Guest Author: Megan Collier, recent NAP graduate
On our day off from diving, some of the team members went to visit one of the most famous pilgrimage spots in Sri Lanka, the temple complex at Kataragama. In July and August, this little town is filled with thousands of people making their way to the religious site, most of whom come on foot. Hindu devotees travel from as far away as Jaffna, a city at the northern tip of the island, for this very important festival which can feature elephant parades, meditation, and fire walking.
It was considerably more quiet when we were there, though no less impressive. The sacred precinct has Hindu temples and a Buddhist stupa as well as a mosque. The large amount of religious diversity in one shared space is one of the more striking features of this site. As we walked around the stupa watching the orange clad monks leading meditations we could see the brightly painted Hindu temple situated next to it with the minarets of the mosque rising in the background.
Making our way down the broad main boulevard, we saw monkeys and cows as well as roosters roaming free. In the Hindu precinct we watched a procession with drummers and dancers wind their way to the different shrines to pray to each deity. Two of the team members were even convinced to join in the dancing! In the mosque courtyard an old man showed us the sacred spots of the area which included three palm trees that grew from one seed and a tree that leaked sap that smelled like vanilla.

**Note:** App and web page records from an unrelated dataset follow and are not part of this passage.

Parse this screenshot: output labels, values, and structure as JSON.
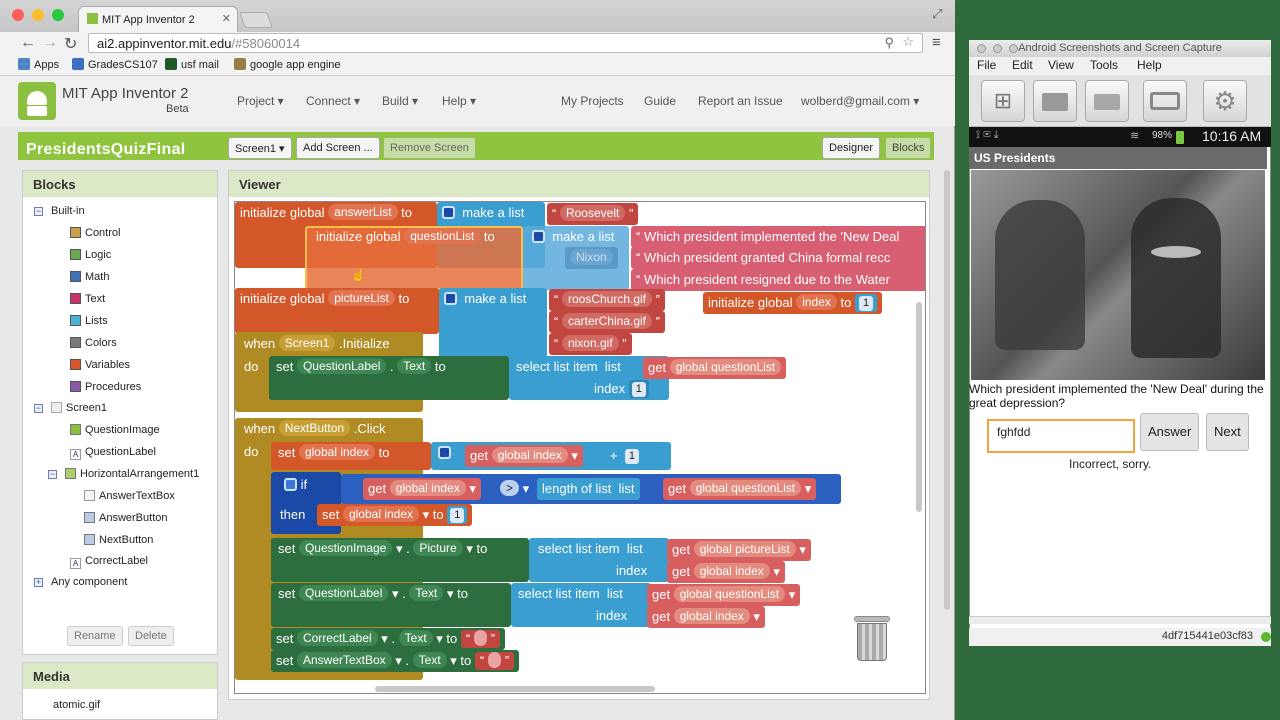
{
  "browser": {
    "tab_title": "MIT App Inventor 2",
    "url_host": "ai2.appinventor.mit.edu",
    "url_path": "/#58060014",
    "bookmarks": [
      "Apps",
      "GradesCS107",
      "usf mail",
      "google app engine"
    ]
  },
  "app": {
    "logo_title": "MIT App Inventor 2",
    "logo_beta": "Beta",
    "menus": [
      "Project ▾",
      "Connect ▾",
      "Build ▾",
      "Help ▾"
    ],
    "links": [
      "My Projects",
      "Guide",
      "Report an Issue",
      "wolberd@gmail.com ▾"
    ]
  },
  "project": {
    "name": "PresidentsQuizFinal",
    "screen_select": "Screen1 ▾",
    "add_screen": "Add Screen ...",
    "remove_screen": "Remove Screen",
    "designer": "Designer",
    "blocks": "Blocks"
  },
  "blocks_panel": {
    "title": "Blocks",
    "builtin": "Built-in",
    "builtin_items": [
      {
        "label": "Control",
        "color": "#c8a04a"
      },
      {
        "label": "Logic",
        "color": "#6aa84f"
      },
      {
        "label": "Math",
        "color": "#3f6fb5"
      },
      {
        "label": "Text",
        "color": "#c8316b"
      },
      {
        "label": "Lists",
        "color": "#4fb1d6"
      },
      {
        "label": "Colors",
        "color": "#7a7a7a"
      },
      {
        "label": "Variables",
        "color": "#d8542a"
      },
      {
        "label": "Procedures",
        "color": "#8a5aa6"
      }
    ],
    "screen": "Screen1",
    "components": [
      "QuestionImage",
      "QuestionLabel",
      "HorizontalArrangement1",
      "AnswerTextBox",
      "AnswerButton",
      "NextButton",
      "CorrectLabel"
    ],
    "any_component": "Any component",
    "rename": "Rename",
    "delete": "Delete"
  },
  "media_panel": {
    "title": "Media",
    "items": [
      "atomic.gif"
    ]
  },
  "viewer": {
    "title": "Viewer",
    "blocks": {
      "init_answer": "initialize global",
      "answer_var": "answerList",
      "to": "to",
      "make_list": "make a list",
      "roosevelt": "Roosevelt",
      "question_var": "questionList",
      "nixon": "Nixon",
      "q1": "Which president implemented the 'New Deal",
      "q2": "Which president granted China formal recc",
      "q3": "Which president resigned due to the Water",
      "picture_var": "pictureList",
      "pic1": "roosChurch.gif",
      "pic2": "carterChina.gif",
      "pic3": "nixon.gif",
      "index_var": "index",
      "one": "1",
      "when": "when",
      "do": "do",
      "screen1": "Screen1",
      "initialize_event": ".Initialize",
      "set": "set",
      "question_label": "QuestionLabel",
      "text_prop": "Text",
      "select_list_item": "select list item",
      "list": "list",
      "index": "index",
      "get": "get",
      "global_questionlist": "global questionList",
      "global_index": "global index",
      "global_picturelist": "global pictureList",
      "next_button": "NextButton",
      "click_event": ".Click",
      "plus": "+",
      "if": "if",
      "then": "then",
      "gt": ">",
      "length_of_list": "length of list",
      "question_image": "QuestionImage",
      "picture_prop": "Picture",
      "correct_label": "CorrectLabel",
      "answer_textbox": "AnswerTextBox",
      "quote_open": "“",
      "quote_close": "”"
    }
  },
  "emulator": {
    "window_title": "Android Screenshots and Screen Capture",
    "menus": [
      "File",
      "Edit",
      "View",
      "Tools",
      "Help"
    ],
    "battery": "98%",
    "time": "10:16 AM",
    "app_title": "US Presidents",
    "question": "Which president implemented the 'New Deal' during the great depression?",
    "answer_value": "fghfdd",
    "answer_button": "Answer",
    "next_button": "Next",
    "result": "Incorrect, sorry.",
    "device_id": "4df715441e03cf83"
  }
}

From there we crossed the Menik Ganga, the sacred river that flows through the complex, where people were performing ablutions before they went to worship. On the other side of the river a considerably scaled back market offered fruits and meditation beads for sale. It was very apparent from the number of closed shops just how busy this area is during the festival. The Kataragama temple complex is an excellent example of how the different religions in the area have been melded together in a way that is distinctly Sri Lankan.